BEGIN DATA UNDER STUDY

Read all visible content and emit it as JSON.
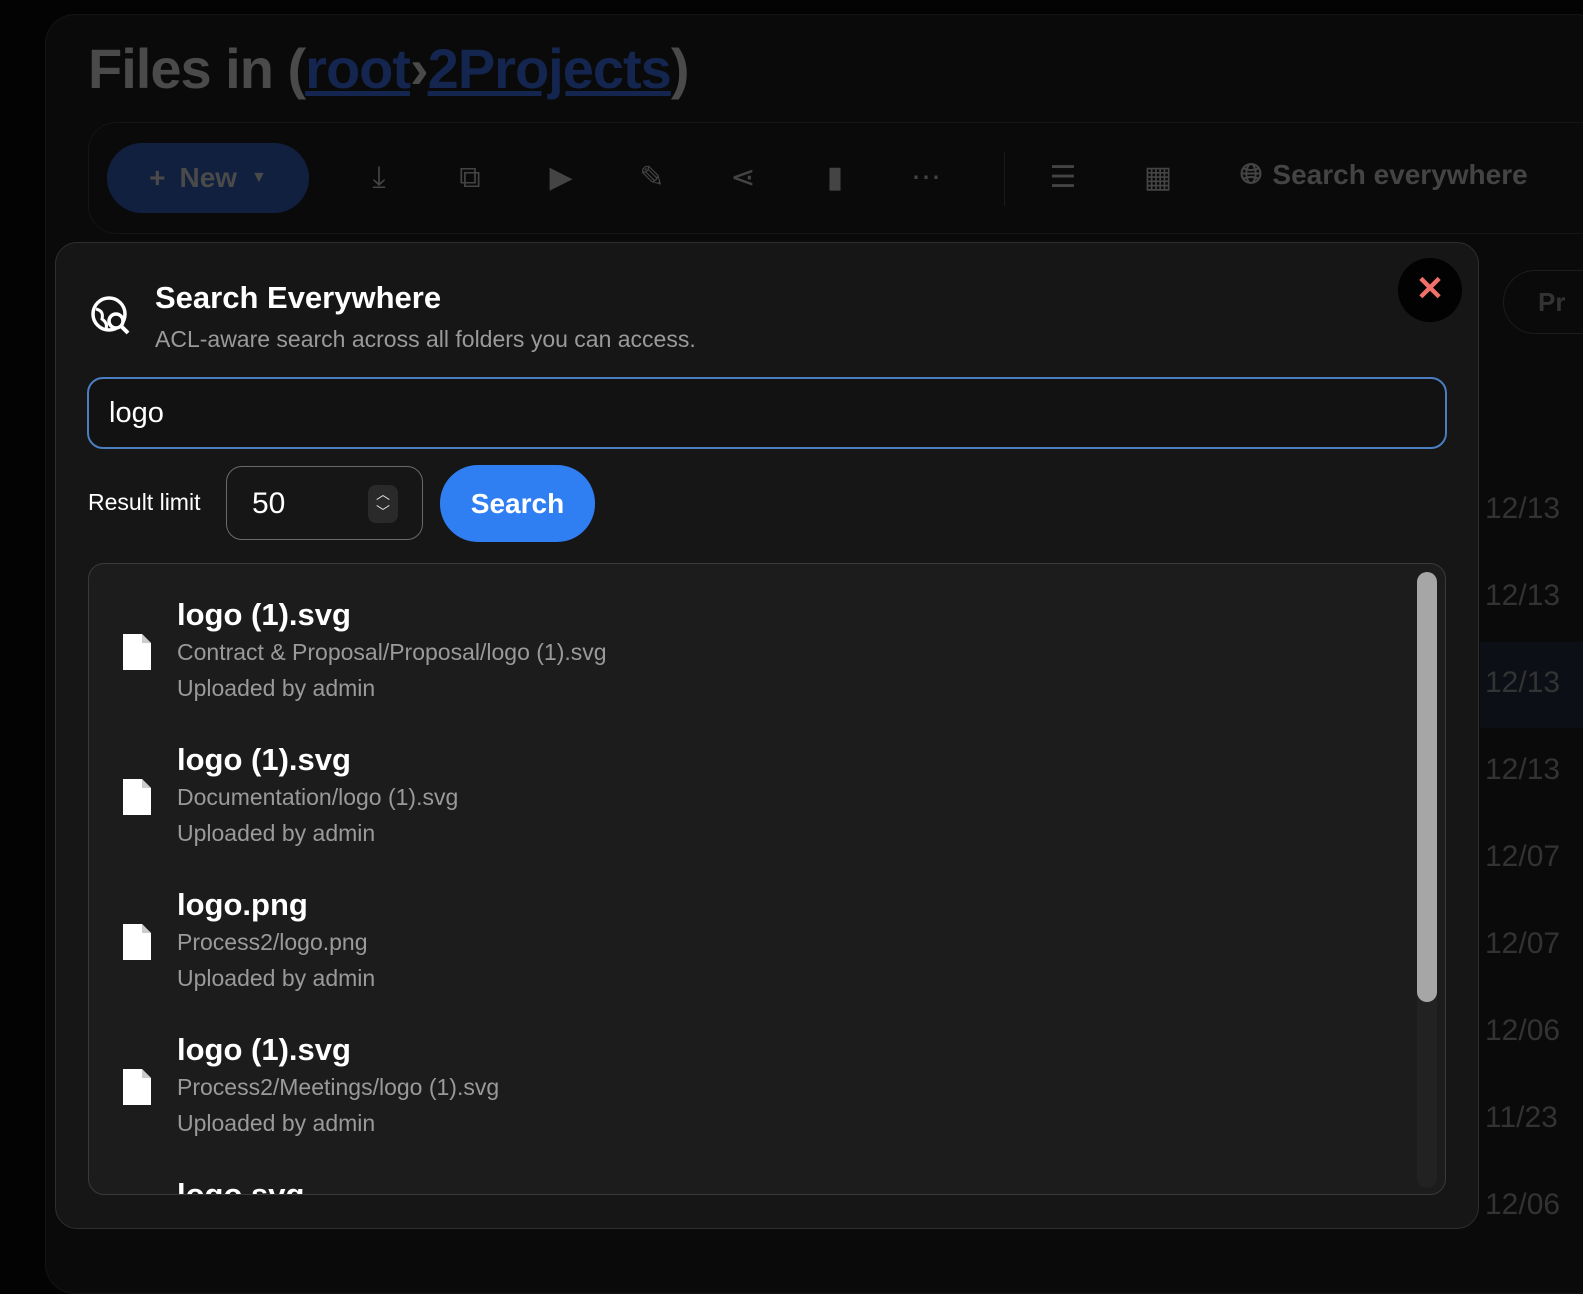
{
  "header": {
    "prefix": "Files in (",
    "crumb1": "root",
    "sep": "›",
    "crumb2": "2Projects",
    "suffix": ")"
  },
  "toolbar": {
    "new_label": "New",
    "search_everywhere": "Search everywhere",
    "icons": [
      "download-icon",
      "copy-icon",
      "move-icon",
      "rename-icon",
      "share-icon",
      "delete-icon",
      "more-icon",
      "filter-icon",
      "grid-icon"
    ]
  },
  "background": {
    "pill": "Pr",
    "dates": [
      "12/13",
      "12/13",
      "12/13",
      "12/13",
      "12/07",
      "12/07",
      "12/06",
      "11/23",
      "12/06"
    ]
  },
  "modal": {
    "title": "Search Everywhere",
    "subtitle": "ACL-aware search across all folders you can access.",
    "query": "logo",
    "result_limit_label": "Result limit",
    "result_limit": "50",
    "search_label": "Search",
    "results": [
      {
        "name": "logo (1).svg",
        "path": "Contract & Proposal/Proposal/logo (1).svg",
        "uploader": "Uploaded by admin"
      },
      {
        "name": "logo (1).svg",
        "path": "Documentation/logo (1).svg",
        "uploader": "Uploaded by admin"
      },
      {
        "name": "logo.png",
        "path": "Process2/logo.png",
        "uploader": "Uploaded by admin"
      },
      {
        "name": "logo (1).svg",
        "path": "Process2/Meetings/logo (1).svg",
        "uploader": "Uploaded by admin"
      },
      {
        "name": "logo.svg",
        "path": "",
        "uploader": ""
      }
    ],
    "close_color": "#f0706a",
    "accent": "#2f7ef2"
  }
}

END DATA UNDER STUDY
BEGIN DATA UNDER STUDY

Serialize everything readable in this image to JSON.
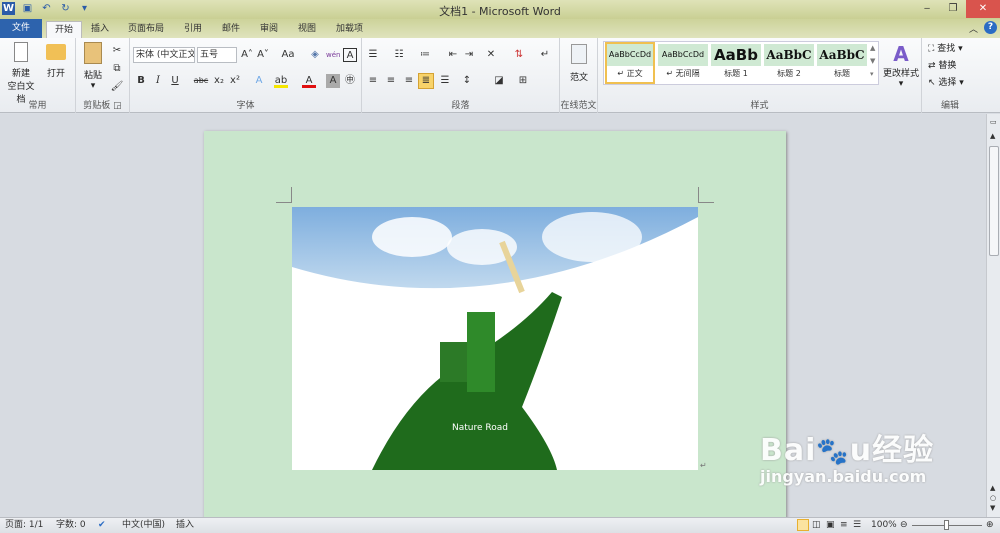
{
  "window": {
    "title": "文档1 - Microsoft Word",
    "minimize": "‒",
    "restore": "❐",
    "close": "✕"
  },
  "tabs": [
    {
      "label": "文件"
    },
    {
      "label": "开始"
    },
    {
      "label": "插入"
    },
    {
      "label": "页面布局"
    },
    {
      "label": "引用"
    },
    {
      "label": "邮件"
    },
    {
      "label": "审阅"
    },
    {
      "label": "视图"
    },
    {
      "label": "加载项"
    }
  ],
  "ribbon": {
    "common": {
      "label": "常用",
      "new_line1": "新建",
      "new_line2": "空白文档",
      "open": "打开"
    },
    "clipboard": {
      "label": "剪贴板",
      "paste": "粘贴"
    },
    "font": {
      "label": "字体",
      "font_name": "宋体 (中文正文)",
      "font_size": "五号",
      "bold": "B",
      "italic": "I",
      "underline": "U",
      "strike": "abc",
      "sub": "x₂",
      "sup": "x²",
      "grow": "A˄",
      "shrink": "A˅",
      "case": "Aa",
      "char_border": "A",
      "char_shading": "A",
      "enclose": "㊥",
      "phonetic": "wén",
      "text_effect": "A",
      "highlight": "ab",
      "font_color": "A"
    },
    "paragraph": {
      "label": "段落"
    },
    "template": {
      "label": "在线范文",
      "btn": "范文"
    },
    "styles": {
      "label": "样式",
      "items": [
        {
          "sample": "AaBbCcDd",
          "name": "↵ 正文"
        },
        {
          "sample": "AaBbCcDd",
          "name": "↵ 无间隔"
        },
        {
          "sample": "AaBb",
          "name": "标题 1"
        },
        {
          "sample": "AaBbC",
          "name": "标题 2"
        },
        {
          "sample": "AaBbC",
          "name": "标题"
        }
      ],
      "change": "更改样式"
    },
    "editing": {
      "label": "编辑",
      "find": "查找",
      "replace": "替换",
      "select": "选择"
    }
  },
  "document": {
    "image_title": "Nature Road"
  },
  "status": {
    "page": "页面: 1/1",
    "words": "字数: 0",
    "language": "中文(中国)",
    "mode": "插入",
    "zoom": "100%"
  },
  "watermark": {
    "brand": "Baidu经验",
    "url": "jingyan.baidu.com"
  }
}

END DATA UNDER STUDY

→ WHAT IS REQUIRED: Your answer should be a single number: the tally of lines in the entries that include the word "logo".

→ FINISHED EXERCISE: 10